Lady in the Silk
By Astra Crompton
I was making my way, O Reader, as was my wont, down the meandering road through the woods. Though the way was paved, not many a car drove the lanes on this particular day. The sun was dappled green through the leaves, the breeze off the sea bracing but a fine counterpoint to the high sun. I made my way by foot, with hands in pockets and in good spirits. I hadn’t a care in the world, my sights merely filled with the natural beauty a’splendor before me. Such greens! Emerald the mosses and olive the wild shrubs, verdant the new leaves and deep forest the pines – a whole palette to be filled with a thousand-thousand permutations of the colour green.
So imagine my surprise when, rounding the corner, I spied those primaries that made up the scene around. That is to say: yellow as true buttercups and blue as royal sapphires.
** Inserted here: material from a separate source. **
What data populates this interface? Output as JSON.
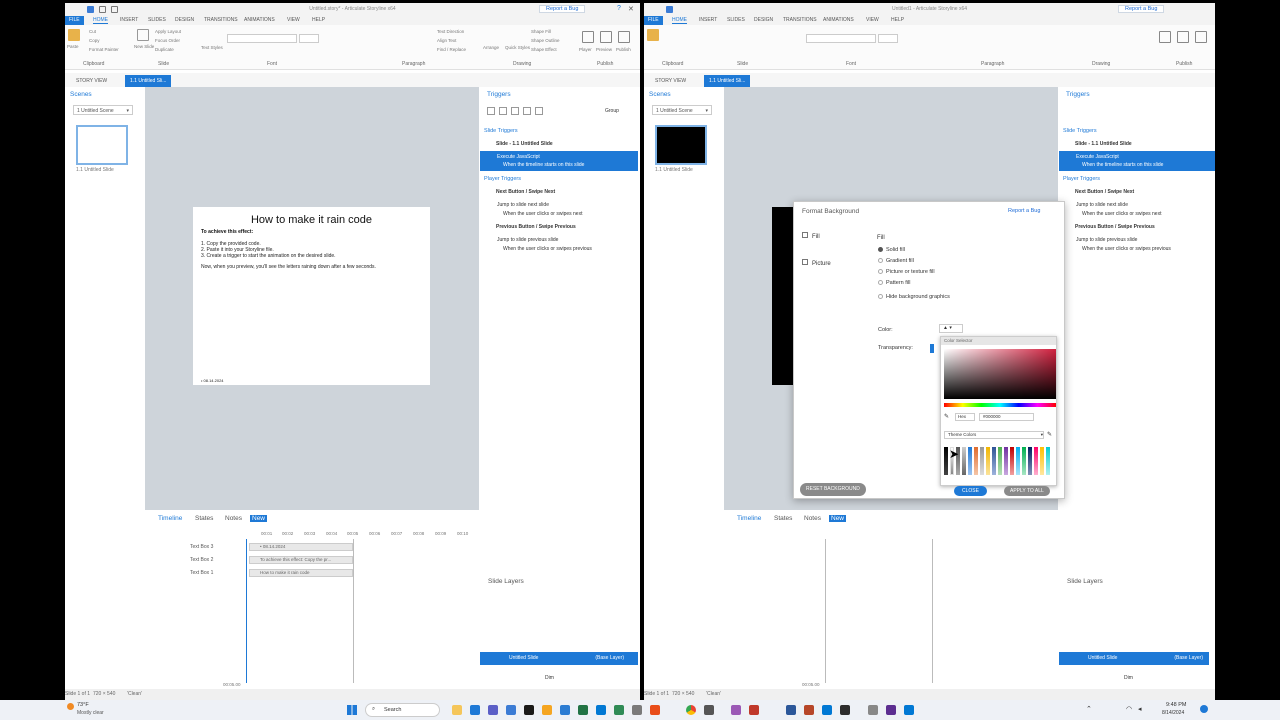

Like a painter’s brushstroke they wound on through the roadside canopy until they pooled in the ditch, with all the rainwater and muck made all the less glorious by comparison. I was astounded, in wonderment, and all other thoughts flew from my head as I made my way off the shoulder and into the grassy ditch to investigate this foreign splash of colour in my world.